__WORK INSTRUCTIONS__: The records are to be copied word for word, and the pictures dropped.

App and web page records:
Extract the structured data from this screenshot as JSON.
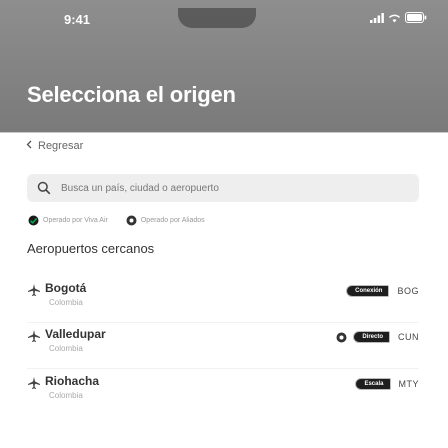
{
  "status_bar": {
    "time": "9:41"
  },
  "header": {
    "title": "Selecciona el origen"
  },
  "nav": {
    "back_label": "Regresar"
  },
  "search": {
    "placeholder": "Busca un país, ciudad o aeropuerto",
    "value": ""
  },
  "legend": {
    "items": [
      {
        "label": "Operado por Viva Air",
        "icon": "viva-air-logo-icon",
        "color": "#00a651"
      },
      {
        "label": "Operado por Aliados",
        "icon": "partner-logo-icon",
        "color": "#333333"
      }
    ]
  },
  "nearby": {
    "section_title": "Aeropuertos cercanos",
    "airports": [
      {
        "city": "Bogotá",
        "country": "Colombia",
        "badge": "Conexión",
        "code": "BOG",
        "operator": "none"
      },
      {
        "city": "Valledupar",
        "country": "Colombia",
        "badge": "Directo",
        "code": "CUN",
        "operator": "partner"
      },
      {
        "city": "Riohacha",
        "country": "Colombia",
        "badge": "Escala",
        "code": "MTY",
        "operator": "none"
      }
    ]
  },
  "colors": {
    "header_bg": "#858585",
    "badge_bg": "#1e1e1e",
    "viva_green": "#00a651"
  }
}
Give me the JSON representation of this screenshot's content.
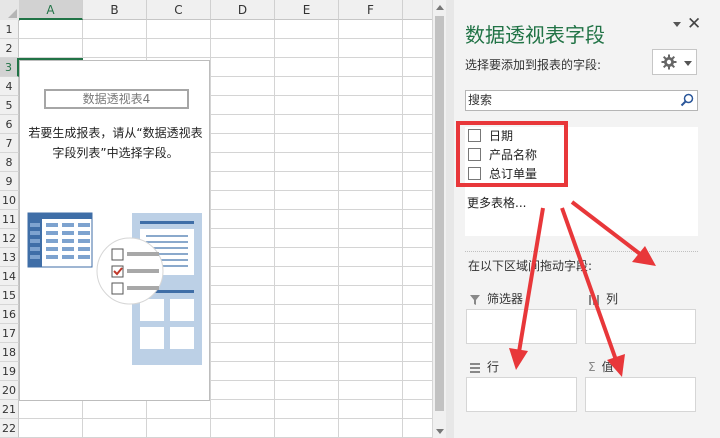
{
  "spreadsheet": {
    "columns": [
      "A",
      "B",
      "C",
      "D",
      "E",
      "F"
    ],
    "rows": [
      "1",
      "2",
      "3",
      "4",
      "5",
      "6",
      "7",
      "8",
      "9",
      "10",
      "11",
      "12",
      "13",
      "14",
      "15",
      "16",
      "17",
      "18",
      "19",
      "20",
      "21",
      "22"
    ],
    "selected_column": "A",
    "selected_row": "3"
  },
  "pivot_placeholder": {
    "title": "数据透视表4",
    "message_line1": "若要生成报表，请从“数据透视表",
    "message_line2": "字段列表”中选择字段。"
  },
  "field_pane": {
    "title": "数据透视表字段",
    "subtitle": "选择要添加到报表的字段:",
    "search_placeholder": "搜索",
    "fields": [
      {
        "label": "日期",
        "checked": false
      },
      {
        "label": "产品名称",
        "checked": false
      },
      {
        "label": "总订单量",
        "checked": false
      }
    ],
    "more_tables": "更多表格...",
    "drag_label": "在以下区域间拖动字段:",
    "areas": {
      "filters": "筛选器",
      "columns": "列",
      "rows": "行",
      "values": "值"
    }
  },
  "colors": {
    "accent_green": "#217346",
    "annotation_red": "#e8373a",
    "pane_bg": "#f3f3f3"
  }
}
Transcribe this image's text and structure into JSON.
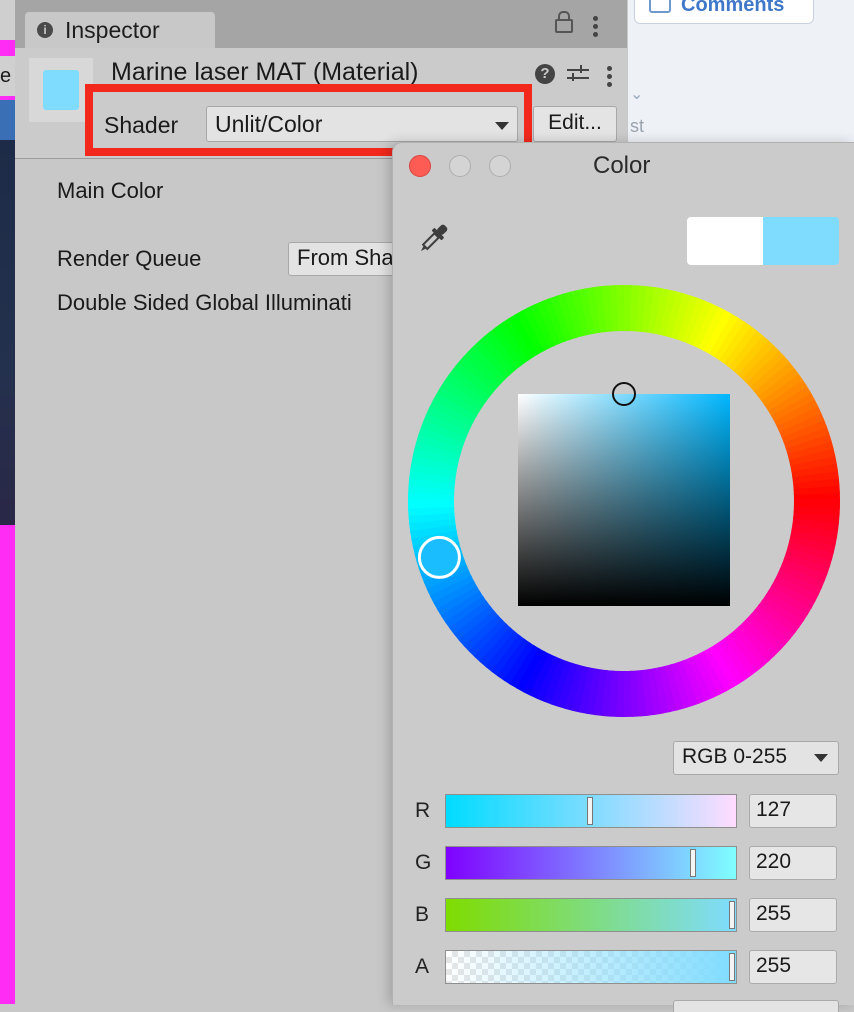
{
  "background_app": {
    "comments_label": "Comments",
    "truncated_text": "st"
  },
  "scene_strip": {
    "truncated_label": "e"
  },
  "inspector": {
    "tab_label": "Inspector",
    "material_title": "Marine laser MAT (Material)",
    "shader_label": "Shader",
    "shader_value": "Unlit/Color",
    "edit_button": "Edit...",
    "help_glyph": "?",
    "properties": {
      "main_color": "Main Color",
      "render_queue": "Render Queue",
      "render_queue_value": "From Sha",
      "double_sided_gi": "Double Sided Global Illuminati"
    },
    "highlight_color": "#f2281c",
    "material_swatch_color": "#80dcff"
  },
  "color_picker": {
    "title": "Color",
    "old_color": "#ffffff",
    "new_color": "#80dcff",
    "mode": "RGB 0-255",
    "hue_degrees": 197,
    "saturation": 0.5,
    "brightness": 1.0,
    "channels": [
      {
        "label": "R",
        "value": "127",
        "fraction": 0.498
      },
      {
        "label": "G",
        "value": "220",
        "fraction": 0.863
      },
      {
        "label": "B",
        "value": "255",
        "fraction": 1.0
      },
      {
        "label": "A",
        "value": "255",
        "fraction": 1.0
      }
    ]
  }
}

__ANSWER TO THE PROBLEM__:
Extract the structured data from this screenshot as JSON.
{
  "status_bar": {
    "time": "9:41"
  },
  "header": {
    "title": "Selecciona el origen"
  },
  "nav": {
    "back_label": "Regresar"
  },
  "search": {
    "placeholder": "Busca un país, ciudad o aeropuerto",
    "value": ""
  },
  "legend": {
    "items": [
      {
        "label": "Operado por Viva Air",
        "icon": "viva-air-logo-icon",
        "color": "#00a651"
      },
      {
        "label": "Operado por Aliados",
        "icon": "partner-logo-icon",
        "color": "#333333"
      }
    ]
  },
  "nearby": {
    "section_title": "Aeropuertos cercanos",
    "airports": [
      {
        "city": "Bogotá",
        "country": "Colombia",
        "badge": "Conexión",
        "code": "BOG",
        "operator": "none"
      },
      {
        "city": "Valledupar",
        "country": "Colombia",
        "badge": "Directo",
        "code": "CUN",
        "operator": "partner"
      },
      {
        "city": "Riohacha",
        "country": "Colombia",
        "badge": "Escala",
        "code": "MTY",
        "operator": "none"
      }
    ]
  },
  "colors": {
    "header_bg": "#858585",
    "badge_bg": "#1e1e1e",
    "viva_green": "#00a651"
  }
}
Give me the JSON representation of this screenshot's content.
{
  "spreadsheet": {
    "columns": [
      "A",
      "B",
      "C",
      "D",
      "E",
      "F"
    ],
    "rows": [
      "1",
      "2",
      "3",
      "4",
      "5",
      "6",
      "7",
      "8",
      "9",
      "10",
      "11",
      "12",
      "13",
      "14",
      "15",
      "16",
      "17",
      "18",
      "19",
      "20",
      "21",
      "22"
    ],
    "selected_column": "A",
    "selected_row": "3"
  },
  "pivot_placeholder": {
    "title": "数据透视表4",
    "message_line1": "若要生成报表，请从“数据透视表",
    "message_line2": "字段列表”中选择字段。"
  },
  "field_pane": {
    "title": "数据透视表字段",
    "subtitle": "选择要添加到报表的字段:",
    "search_placeholder": "搜索",
    "fields": [
      {
        "label": "日期",
        "checked": false
      },
      {
        "label": "产品名称",
        "checked": false
      },
      {
        "label": "总订单量",
        "checked": false
      }
    ],
    "more_tables": "更多表格...",
    "drag_label": "在以下区域间拖动字段:",
    "areas": {
      "filters": "筛选器",
      "columns": "列",
      "rows": "行",
      "values": "值"
    }
  },
  "colors": {
    "accent_green": "#217346",
    "annotation_red": "#e8373a",
    "pane_bg": "#f3f3f3"
  }
}
Transcribe this image's text and structure into JSON.
{
  "background_app": {
    "comments_label": "Comments",
    "truncated_text": "st"
  },
  "scene_strip": {
    "truncated_label": "e"
  },
  "inspector": {
    "tab_label": "Inspector",
    "material_title": "Marine laser MAT (Material)",
    "shader_label": "Shader",
    "shader_value": "Unlit/Color",
    "edit_button": "Edit...",
    "help_glyph": "?",
    "properties": {
      "main_color": "Main Color",
      "render_queue": "Render Queue",
      "render_queue_value": "From Sha",
      "double_sided_gi": "Double Sided Global Illuminati"
    },
    "highlight_color": "#f2281c",
    "material_swatch_color": "#80dcff"
  },
  "color_picker": {
    "title": "Color",
    "old_color": "#ffffff",
    "new_color": "#80dcff",
    "mode": "RGB 0-255",
    "hue_degrees": 197,
    "saturation": 0.5,
    "brightness": 1.0,
    "channels": [
      {
        "label": "R",
        "value": "127",
        "fraction": 0.498
      },
      {
        "label": "G",
        "value": "220",
        "fraction": 0.863
      },
      {
        "label": "B",
        "value": "255",
        "fraction": 1.0
      },
      {
        "label": "A",
        "value": "255",
        "fraction": 1.0
      }
    ]
  }
}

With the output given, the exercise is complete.